Providing a choice-rich environment can be a means for creating a more diverse, or complex, stage for activity and interaction. Stairs can provide more intense physical activity, but on their own, can be intimidating and repel users. To encourage stair use, proximity and connectivity are again key incentives. If stairs are the quickest, most convenient means to getting to a destination, people will use them.
Staircase design can also affect usability. Riser and tread dimensions can look less inviting when they present a steep obstacle to climb. More gradual inclines with regular intermittent landings are more inviting. Tread textures and well-placed handrails also help ensure safe access.
Stairs may also offer a vantage point for users. The opportunity to see a well-designed site from a higher level might be enough to encourage users to step up on their own.
Support bike use
Cycling is becoming a more prominent means for active transportation and recreation, and cities are making an effort to accommodate riders with improved infrastructure. These days, providing protected areas for bike parking is a common requisite for effective site design.
Protected spaces: The importance of safe walking environments
Bollards establish pedestrian landscapes for active lifestyles
According to a national survey, one third of Americans report not taking a walking trip in the past week. A major factor is safety—and how vulnerable people feel due to a lack of proper infrastructure—including a lack of walking areas, safe crosswalks and poor lighting. In other words, to encourage more walking as an active form of transportation, we need to find ways to make our public spaces more pedestrian-oriented.
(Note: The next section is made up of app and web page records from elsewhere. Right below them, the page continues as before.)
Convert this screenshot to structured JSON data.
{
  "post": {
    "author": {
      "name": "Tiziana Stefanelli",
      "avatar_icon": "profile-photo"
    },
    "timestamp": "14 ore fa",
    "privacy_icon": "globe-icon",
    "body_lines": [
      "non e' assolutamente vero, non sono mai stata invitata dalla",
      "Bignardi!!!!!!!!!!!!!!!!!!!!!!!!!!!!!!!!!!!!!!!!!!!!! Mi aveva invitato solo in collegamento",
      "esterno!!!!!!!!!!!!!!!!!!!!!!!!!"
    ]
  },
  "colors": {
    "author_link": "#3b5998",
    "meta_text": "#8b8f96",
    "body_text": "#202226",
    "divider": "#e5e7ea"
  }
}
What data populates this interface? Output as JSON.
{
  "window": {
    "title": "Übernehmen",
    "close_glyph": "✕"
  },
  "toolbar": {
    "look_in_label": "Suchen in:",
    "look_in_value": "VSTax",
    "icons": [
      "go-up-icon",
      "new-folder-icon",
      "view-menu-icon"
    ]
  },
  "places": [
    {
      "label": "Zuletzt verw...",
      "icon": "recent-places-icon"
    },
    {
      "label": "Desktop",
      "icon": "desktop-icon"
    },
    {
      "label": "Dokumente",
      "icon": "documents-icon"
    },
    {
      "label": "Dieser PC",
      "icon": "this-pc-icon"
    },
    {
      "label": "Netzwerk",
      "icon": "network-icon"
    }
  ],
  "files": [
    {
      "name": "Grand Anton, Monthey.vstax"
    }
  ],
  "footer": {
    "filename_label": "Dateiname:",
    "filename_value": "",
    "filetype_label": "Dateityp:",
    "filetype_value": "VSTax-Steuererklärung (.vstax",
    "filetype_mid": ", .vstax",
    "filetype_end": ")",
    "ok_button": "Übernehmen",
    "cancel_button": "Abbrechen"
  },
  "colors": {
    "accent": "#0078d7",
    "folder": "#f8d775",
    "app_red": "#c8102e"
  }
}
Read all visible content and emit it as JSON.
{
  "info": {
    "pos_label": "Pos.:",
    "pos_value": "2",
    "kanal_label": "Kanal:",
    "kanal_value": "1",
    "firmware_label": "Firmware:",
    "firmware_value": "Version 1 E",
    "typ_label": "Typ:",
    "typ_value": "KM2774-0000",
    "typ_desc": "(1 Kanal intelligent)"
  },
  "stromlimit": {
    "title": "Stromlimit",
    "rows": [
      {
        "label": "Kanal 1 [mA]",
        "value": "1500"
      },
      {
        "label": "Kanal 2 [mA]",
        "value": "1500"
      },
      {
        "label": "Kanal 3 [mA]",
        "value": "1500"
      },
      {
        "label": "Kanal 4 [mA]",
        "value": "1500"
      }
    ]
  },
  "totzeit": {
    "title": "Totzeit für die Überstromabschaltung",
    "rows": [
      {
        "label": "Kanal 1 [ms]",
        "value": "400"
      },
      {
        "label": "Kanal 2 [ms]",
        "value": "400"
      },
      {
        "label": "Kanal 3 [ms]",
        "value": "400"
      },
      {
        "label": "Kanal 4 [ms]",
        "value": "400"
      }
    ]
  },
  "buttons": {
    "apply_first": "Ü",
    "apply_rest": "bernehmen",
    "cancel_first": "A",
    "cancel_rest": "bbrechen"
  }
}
The arrangement and design of public spaces are key considerations for would-be walkers, but so are local amenities and site furnishings. Regular access to public seating is a means to ensuring places for rest, personal enjoyment and taking in surroundings. Bollards, as well as a range of other furnishings, also provide the means to protecting walkable areas from vehicle intrusions.
- American Diabetes Association. "Statistics About Diabetes." American Diabetes Association website.
- Centers for Disease Control and Prevention. "Adult Obesity Facts." Centers for Disease Control and Prevention website.
- Food Research & Action Center. "Obesity in the U.S." Food Research & Action Center website.
- Harvard Men's Health Watch. "Walking: Your steps to health." Harvard Health Publications. Harvard Medical School.
- Marks, Jennifer B. "Obesity in America: It's Getting Worse." American Diabetes Assocation: Clinical Diabetes website.
- Mayo Clinic Staff. "Walking: Trim your waistline, improve your health." Mayo Clinic.
- McGill Office of the Vice-Principal, Administration and Finance. "Benefits of Stair Climbing." McGill website.
- New York City. Active Design Guidelines: Promoting Physical Activity and Health in Design. City of New York: 2010.
- New York City. Active Design: Shaping the Sidewalk Experience. City of New York: 2013.
- Obesity Society. "What is Obesity?" Obesity Society website.
- PublicHealth. "Why Are Americans Obese?" PublicHealth website.
- United States Department of Agriculture. "Chapter 2: Profiling Food Consumption in America." Agriculture Fact Book 2001-2002.
- Active design supports walkability: Hipnos, CC BY 2.0, via Flickr
- Open spaces invite foot traffic: Pedro Ribeiro Simões, CC BY 2.0, via Flickr
- Pedestrian bridges connect urban areas: Thank you for visiting my page's photostream, CC BY 2.0, via Flickr
- Protected open spaces attract foot traffic: Moyan Brenn, CC BY 2.0, via Flickr